BEGIN DATA PROVIDED
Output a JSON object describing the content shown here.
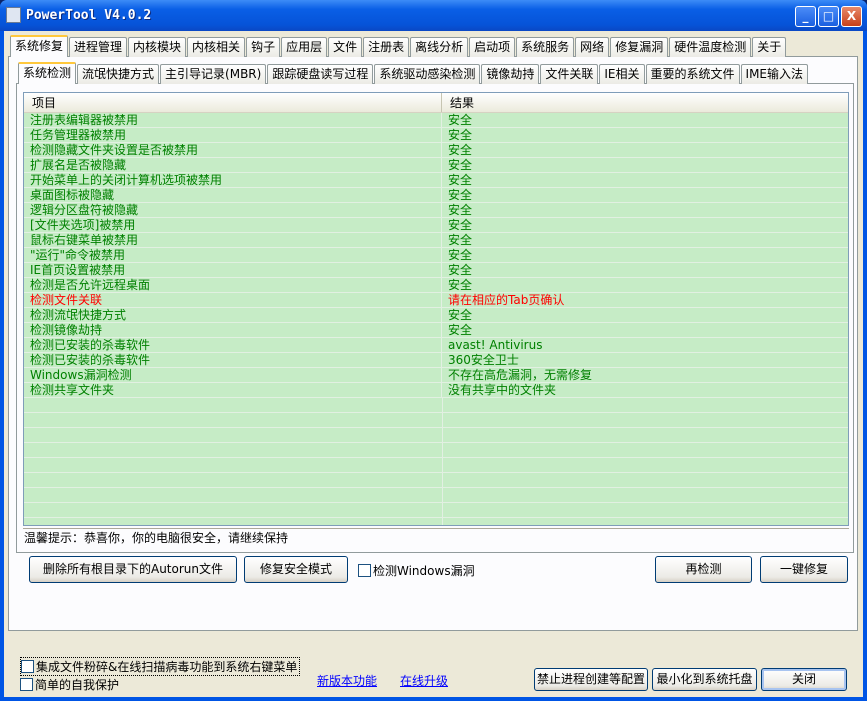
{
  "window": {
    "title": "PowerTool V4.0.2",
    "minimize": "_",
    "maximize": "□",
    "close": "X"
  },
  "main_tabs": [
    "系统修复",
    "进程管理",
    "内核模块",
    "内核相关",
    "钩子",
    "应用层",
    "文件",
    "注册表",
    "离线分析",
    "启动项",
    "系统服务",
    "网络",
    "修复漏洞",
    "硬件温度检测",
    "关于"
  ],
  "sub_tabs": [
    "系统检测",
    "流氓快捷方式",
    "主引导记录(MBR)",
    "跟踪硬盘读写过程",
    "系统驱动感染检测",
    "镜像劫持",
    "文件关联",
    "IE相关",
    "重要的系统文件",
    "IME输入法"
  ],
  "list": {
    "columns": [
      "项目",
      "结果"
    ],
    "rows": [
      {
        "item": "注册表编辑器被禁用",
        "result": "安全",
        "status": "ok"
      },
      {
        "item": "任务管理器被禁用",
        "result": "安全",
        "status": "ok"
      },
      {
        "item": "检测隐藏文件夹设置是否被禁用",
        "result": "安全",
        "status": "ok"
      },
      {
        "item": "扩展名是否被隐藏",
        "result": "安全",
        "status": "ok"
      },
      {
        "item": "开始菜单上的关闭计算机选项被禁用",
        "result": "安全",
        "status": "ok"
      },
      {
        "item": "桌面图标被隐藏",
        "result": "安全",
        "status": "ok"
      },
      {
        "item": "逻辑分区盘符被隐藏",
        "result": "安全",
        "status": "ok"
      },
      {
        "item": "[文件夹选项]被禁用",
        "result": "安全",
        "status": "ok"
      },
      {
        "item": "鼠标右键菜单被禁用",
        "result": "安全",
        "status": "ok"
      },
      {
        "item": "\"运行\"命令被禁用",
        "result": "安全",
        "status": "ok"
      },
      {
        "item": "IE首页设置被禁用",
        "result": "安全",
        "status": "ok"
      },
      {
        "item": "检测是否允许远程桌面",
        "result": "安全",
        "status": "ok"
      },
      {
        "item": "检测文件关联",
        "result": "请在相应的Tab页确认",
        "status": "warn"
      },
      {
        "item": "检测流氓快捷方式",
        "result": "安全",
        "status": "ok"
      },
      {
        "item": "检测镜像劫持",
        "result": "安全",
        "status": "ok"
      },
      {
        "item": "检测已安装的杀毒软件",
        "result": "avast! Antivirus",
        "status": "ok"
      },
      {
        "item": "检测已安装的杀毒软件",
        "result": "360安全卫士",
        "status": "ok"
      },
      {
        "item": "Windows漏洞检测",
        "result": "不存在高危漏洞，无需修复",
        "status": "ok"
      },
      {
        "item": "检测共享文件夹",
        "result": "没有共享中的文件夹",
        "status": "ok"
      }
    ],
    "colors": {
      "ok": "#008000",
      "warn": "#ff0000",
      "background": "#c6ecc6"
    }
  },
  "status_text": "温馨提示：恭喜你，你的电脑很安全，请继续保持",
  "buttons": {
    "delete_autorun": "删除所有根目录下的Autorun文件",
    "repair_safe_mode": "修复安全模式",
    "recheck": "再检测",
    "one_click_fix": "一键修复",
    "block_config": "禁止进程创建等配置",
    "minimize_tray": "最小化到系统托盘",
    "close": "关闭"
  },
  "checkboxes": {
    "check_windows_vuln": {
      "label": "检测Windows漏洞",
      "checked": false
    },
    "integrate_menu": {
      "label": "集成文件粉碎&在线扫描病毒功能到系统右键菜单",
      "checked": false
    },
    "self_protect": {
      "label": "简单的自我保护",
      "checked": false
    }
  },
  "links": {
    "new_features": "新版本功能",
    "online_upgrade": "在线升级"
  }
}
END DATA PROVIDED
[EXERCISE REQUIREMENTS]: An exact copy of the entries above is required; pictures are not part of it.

[PROBLEM SOLUTION]:
Output a JSON object describing the content shown here.
{
  "window": {
    "title": "PowerTool V4.0.2",
    "minimize": "_",
    "maximize": "□",
    "close": "X"
  },
  "main_tabs": [
    "系统修复",
    "进程管理",
    "内核模块",
    "内核相关",
    "钩子",
    "应用层",
    "文件",
    "注册表",
    "离线分析",
    "启动项",
    "系统服务",
    "网络",
    "修复漏洞",
    "硬件温度检测",
    "关于"
  ],
  "sub_tabs": [
    "系统检测",
    "流氓快捷方式",
    "主引导记录(MBR)",
    "跟踪硬盘读写过程",
    "系统驱动感染检测",
    "镜像劫持",
    "文件关联",
    "IE相关",
    "重要的系统文件",
    "IME输入法"
  ],
  "list": {
    "columns": [
      "项目",
      "结果"
    ],
    "rows": [
      {
        "item": "注册表编辑器被禁用",
        "result": "安全",
        "status": "ok"
      },
      {
        "item": "任务管理器被禁用",
        "result": "安全",
        "status": "ok"
      },
      {
        "item": "检测隐藏文件夹设置是否被禁用",
        "result": "安全",
        "status": "ok"
      },
      {
        "item": "扩展名是否被隐藏",
        "result": "安全",
        "status": "ok"
      },
      {
        "item": "开始菜单上的关闭计算机选项被禁用",
        "result": "安全",
        "status": "ok"
      },
      {
        "item": "桌面图标被隐藏",
        "result": "安全",
        "status": "ok"
      },
      {
        "item": "逻辑分区盘符被隐藏",
        "result": "安全",
        "status": "ok"
      },
      {
        "item": "[文件夹选项]被禁用",
        "result": "安全",
        "status": "ok"
      },
      {
        "item": "鼠标右键菜单被禁用",
        "result": "安全",
        "status": "ok"
      },
      {
        "item": "\"运行\"命令被禁用",
        "result": "安全",
        "status": "ok"
      },
      {
        "item": "IE首页设置被禁用",
        "result": "安全",
        "status": "ok"
      },
      {
        "item": "检测是否允许远程桌面",
        "result": "安全",
        "status": "ok"
      },
      {
        "item": "检测文件关联",
        "result": "请在相应的Tab页确认",
        "status": "warn"
      },
      {
        "item": "检测流氓快捷方式",
        "result": "安全",
        "status": "ok"
      },
      {
        "item": "检测镜像劫持",
        "result": "安全",
        "status": "ok"
      },
      {
        "item": "检测已安装的杀毒软件",
        "result": "avast! Antivirus",
        "status": "ok"
      },
      {
        "item": "检测已安装的杀毒软件",
        "result": "360安全卫士",
        "status": "ok"
      },
      {
        "item": "Windows漏洞检测",
        "result": "不存在高危漏洞，无需修复",
        "status": "ok"
      },
      {
        "item": "检测共享文件夹",
        "result": "没有共享中的文件夹",
        "status": "ok"
      }
    ],
    "colors": {
      "ok": "#008000",
      "warn": "#ff0000",
      "background": "#c6ecc6"
    }
  },
  "status_text": "温馨提示：恭喜你，你的电脑很安全，请继续保持",
  "buttons": {
    "delete_autorun": "删除所有根目录下的Autorun文件",
    "repair_safe_mode": "修复安全模式",
    "recheck": "再检测",
    "one_click_fix": "一键修复",
    "block_config": "禁止进程创建等配置",
    "minimize_tray": "最小化到系统托盘",
    "close": "关闭"
  },
  "checkboxes": {
    "check_windows_vuln": {
      "label": "检测Windows漏洞",
      "checked": false
    },
    "integrate_menu": {
      "label": "集成文件粉碎&在线扫描病毒功能到系统右键菜单",
      "checked": false
    },
    "self_protect": {
      "label": "简单的自我保护",
      "checked": false
    }
  },
  "links": {
    "new_features": "新版本功能",
    "online_upgrade": "在线升级"
  }
}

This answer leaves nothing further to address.